Photo from behind of a man sitting alone in a dark bar

Photo via Justin/Unsplash

Getting scammed can happen to the best of us. Learn what to watch for to avoid being a target.

3 Common Scams to Recognize Abroad

At some point during your travels—if it hasn't happened already—you may be scammed. It happens to the best of us. There are tons of scams to be wary of, but watch out for the following three in particular.

Request from a Kind Stranger

Never, it bears repeating, NEVER agree to transport packages, envelopes, suitcases, or anything not belonging to you, for a stranger—no matter how desperate or heartbreaking their story may seem. You could become an unsuspecting smuggler or mule. If you have two hours to spare, watch the movie Brokedown Palace to see what happens to Claire Danes' and Kate Beckinsale's characters after falling for an attractive drug smuggler in Thailand.
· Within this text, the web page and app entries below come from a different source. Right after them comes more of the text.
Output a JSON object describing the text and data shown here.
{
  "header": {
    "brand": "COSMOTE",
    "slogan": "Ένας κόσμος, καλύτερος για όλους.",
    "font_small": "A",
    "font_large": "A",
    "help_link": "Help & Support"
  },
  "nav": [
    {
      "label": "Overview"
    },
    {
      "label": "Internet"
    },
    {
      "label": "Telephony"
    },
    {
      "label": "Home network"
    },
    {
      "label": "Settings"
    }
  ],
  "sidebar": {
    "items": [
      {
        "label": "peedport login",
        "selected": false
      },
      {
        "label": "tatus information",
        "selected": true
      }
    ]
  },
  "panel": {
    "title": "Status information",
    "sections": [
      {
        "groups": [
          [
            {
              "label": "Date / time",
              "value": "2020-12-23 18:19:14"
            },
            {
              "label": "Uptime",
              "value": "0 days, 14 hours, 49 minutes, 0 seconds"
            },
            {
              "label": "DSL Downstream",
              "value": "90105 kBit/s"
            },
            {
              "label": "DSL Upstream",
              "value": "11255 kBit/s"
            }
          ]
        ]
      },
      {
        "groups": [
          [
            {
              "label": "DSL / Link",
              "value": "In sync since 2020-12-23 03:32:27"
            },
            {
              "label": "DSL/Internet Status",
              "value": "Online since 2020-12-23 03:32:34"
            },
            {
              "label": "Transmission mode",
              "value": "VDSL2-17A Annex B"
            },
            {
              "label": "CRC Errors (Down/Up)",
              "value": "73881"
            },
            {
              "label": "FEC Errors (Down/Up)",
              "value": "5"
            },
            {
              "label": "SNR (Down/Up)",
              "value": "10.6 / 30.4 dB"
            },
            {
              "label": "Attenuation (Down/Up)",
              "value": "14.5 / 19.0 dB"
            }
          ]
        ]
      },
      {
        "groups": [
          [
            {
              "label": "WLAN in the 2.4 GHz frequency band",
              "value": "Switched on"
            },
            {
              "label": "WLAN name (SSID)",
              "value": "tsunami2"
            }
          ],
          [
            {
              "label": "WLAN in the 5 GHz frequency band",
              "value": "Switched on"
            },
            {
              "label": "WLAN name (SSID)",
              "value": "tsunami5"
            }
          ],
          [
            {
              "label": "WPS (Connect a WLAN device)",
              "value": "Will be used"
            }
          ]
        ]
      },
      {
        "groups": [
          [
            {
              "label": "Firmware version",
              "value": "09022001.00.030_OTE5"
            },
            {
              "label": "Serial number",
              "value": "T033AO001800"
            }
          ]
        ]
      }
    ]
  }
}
If you're caught smuggling anything illegal, local officials won't care that you were scammed into the situation. If you're ever asked to transport anything for a stranger, say no and walk away.

This Round Is on Me

You're overseas and meet a gorgeous local at a bar, or you end up at a bar of his or her choosing. Next thing you know, your new friend is gone, and you owe the bar an exorbitant bill. Don't have a credit card? Don't worry, the scammers may even take you to an ATM to get the money you owe.

Men tend to be the most common target for this scam. There have been times when the victims pay the bills, sometimes in the thousands, just to remove themselves from the situation. If you're at a bar, ask for the cost of a drink before ordering, each time. Or pay for each round individually. This may seem paranoid, but you're better off safe than sorry—and with your savings intact.


Keep in mind that your travel could make your family back home susceptible to a scam. In what is commonly referred to as the grandparents scam, a con artist calls your family pretending to be you and asks for money. They make your family believe it’s an emergency and ask for the money to be sent through Western Union. Usually, the level of information that can make this type of scam possible is readily available online.

So, what can you do to try to protect yourself from this type of scam?

  • Limit the amount of information you put on social media.
  • Don't post in real time and tag your location (i.e. #latergram should be your rule of thumb when posting photos).
  • Use strict privacy settings on social media.
  • Keep in touch with your family.


If you've been scammed while on a Harvard-related trip abroad, let us know so we can provide you with the proper support. While abroad, contact International SOS, our 24/7 global emergency response program, at +1-617-998-0000 or through the Assistance App. You can also contact International SOS after the fact. Learning about your experiences helps us educate future travelers.

Before you travel, research your destination thoroughly. The following resources can help: